At that point, I decided to look at the message a bit more closely. And here are the items I identified as being red flags:
- I didn’t know the requestor of the money
- Odd phrasing “call us at toll free number” (as a content writer, I would have said “call us at this toll-free number” or “call us toll-free at” but that is just semantics; and from a grammar perspective, you should hyphenate “toll-free” as an adjective before the noun “number”)
- Toll-free number – I didn’t call it because THAT is how the hack would happen. It is the only way to get your login or personal information. There are probably operators…er…scammers standing by to “help you.”
- “Cancel and claim a refund” seemed odd as well but is designed to scare the reader and encourage them to act.
- Punctuation – note the space in the dollar amount of “$500. 00”

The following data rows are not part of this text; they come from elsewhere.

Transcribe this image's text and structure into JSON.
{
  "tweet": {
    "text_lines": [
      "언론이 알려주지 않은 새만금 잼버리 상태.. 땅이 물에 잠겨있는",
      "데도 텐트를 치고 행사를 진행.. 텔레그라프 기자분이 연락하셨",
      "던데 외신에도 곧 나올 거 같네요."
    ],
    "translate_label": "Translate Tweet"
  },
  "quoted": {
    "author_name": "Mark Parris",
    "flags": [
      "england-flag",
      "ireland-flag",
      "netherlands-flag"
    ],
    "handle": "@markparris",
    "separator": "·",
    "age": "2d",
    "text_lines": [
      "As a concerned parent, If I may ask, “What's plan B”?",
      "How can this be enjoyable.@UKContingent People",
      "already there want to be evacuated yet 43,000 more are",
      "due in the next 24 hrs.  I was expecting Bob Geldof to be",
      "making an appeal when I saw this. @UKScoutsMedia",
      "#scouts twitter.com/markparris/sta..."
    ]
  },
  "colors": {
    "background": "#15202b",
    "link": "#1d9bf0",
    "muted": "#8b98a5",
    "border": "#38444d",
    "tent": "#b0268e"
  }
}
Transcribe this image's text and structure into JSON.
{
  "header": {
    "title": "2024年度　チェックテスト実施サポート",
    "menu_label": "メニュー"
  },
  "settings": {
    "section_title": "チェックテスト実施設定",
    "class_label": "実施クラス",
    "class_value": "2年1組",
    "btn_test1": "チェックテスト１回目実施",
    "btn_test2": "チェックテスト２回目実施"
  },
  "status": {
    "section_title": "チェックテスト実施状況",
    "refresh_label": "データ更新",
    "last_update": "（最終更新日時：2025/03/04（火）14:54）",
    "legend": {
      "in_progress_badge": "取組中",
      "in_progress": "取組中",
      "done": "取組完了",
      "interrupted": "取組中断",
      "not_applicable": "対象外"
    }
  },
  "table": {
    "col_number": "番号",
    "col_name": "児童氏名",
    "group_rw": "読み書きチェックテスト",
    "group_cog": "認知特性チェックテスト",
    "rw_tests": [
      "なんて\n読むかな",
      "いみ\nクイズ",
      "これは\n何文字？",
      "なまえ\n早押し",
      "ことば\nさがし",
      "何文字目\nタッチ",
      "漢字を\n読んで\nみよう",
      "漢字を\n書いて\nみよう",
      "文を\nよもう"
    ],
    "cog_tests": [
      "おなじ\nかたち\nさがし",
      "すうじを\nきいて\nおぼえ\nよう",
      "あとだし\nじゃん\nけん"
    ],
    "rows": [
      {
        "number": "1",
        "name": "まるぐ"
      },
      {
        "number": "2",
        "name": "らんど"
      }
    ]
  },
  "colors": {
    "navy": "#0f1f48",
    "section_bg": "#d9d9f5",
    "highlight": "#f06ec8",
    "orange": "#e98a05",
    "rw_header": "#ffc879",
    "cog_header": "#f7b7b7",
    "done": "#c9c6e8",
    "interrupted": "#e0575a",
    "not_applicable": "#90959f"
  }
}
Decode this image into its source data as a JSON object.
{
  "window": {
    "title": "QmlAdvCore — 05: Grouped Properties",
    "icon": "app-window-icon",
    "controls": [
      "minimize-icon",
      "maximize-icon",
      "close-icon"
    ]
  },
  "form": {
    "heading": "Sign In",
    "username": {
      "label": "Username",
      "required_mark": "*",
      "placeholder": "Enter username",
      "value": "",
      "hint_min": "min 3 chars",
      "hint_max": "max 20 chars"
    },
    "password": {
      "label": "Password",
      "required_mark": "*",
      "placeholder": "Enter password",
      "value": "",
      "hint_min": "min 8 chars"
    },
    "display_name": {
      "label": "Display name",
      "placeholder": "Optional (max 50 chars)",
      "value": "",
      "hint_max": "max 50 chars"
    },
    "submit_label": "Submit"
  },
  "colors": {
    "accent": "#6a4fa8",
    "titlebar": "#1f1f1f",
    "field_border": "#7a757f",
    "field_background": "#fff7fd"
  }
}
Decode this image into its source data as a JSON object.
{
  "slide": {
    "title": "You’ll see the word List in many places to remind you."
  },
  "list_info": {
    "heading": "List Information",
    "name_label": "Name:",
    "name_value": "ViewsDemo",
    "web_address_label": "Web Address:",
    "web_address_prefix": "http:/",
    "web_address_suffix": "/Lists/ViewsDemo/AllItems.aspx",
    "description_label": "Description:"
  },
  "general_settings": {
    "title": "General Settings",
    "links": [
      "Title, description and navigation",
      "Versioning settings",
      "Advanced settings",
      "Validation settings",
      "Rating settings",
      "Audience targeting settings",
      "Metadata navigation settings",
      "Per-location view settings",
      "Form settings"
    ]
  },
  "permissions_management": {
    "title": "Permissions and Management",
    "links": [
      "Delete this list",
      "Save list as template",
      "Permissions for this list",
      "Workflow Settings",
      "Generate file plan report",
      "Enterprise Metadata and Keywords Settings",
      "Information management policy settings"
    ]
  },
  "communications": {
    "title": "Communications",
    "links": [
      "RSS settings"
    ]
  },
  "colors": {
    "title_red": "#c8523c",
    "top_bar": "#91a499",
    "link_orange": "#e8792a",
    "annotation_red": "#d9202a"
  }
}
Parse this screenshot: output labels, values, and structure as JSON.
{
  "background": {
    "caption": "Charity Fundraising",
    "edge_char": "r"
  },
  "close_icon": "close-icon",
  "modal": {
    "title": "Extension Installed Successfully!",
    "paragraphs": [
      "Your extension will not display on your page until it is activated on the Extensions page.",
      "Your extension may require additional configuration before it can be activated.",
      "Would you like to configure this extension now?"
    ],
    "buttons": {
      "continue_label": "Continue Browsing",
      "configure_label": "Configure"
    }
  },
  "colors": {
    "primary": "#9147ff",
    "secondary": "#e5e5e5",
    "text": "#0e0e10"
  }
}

- The next sentence also did not seem to be professionally written and had odd word choices like “reflect on”
- Service hour punctuation – why would you put parenthesis after a colon like that?
- AM/PM – why the odd spacing of “a. m.” and “p. m.”? I would say either AM and PM or a.m. and p.m. without the extra spaces.
- And wait, the huge international company like PayPal doesn’t have extended hours, weekend hours, or 24-hour support? Odd.
After all of those red flags, I decided to contact PayPal support directly to notify them of this false and phishing-like activity.
And, for good measure, I searched for some of the content from the message to see if anyone else had encountered it and/or written about it. I found this very good writeup that had an example that wasn’t identical, but it had many of the same characteristics as mine. The author, Christopher, goes into a lot more detail. And he did actually call the number.
What to do about this PayPal Phishing Scam?
What is the best thing to do about this PayPal phishing scam? Absolutely nothing. Just be aware of it and inform your family and friend (e.g., share this article).
I clicked on the dashboard item in my PayPal account to see if I could dispute or delete the notification. Unfortunately, I couldn’t, but I did get some interesting information. For starters, look at part of this email address itself. (I obfuscated the domain.)
IMAGE EMAIL ADDRESS
And I also got this alert which sounds to me like the account has been shut down or flagged.
A quick note to PayPal – it would be great if you could dispute or at least remove it as you are viewing the item in question. But unfortunately, I don’t know how long it will now sit in my dashboard. And now, I have TWO requests that I can’t remove.
Be sure you read up on how to detect phishing scams or other scams like this PayPal phishing scam. This one was almost legitimately done. It used PayPal functionality for everything, so nothing was out of the ordinary at all.
You have been warned!
If you found this article helpful or if you have encountered anything similar to this, please leave a comment. And I, and your friends and family, would appreciate it if you shared this article to increase the visibility of this PayPal phishing scam issue and spread the knowledge about how to avoid hacking and scams.
HTD says: It’s quite easy to fall for a phishing scam. However, this PayPal phishing scam almost made me fall for it! Remember, if you don’t know it, don’t click it!